What Has Changed?
In 2012 two people died MDMA related deaths at EDC Las Vegas 2013. A 31-year-old man was run over by a truck in the parking lot. And a 22-year-old woman jumped off the balcony of her 27th floor hotel after taking ecstasy. Authorities mentioned she had a history of paranoid delusions.
“It’s important to note that EDC is not the only culprit. Two college students died at Electric Zoo New York 2013, forcing promoters to cut the event short.”
This wasn’t the first time someone died at EDC. The festival relocated from LA to Las Vegas in 2011, after a 15-year-old girl overdosed in 2010. That same event, 226 attendees received emergency medical treatment, and there were 114 arrests. It’s important to note that EDC is not the only culprit. Two college students died at Electric Zoo New York 2013, forcing promoters to cut the event short. The list goes on.
Insomniac Events emphasized health and wellness for EDC 2013, including a zero-tolerance drug policy.
At the same time, the website recommended that ravers dress for the Las Vegas heat, and stay hydrated at one of many water stations placed throughout the event. There were four air conditioned cooling down lounges, as well as medical stations staffed with professionals. A team of volunteers dubbed ‘Ground Control’ were trained to recognize the signs of MDMA overdose and alcohol poisoning.

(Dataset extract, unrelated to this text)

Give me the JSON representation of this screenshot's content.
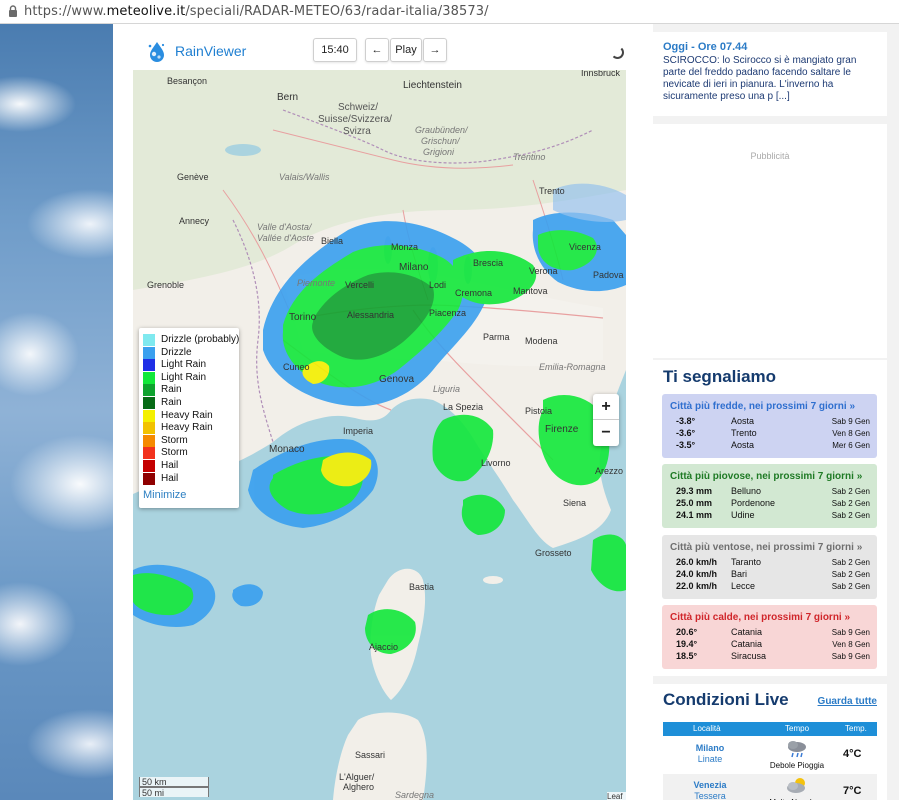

Did it work? There were no deaths at EDC Las Vegas 2013, and only 49 felony arrests. About 600 attendees called for medical help, but only a handful were actually hospitalized.
Promoters seem to have made their peace with the kids who sneak drugs into EDM festivals. They have opted instead for a policy of education, and better equipped facilities.
All photos courtesy of Insomniac Events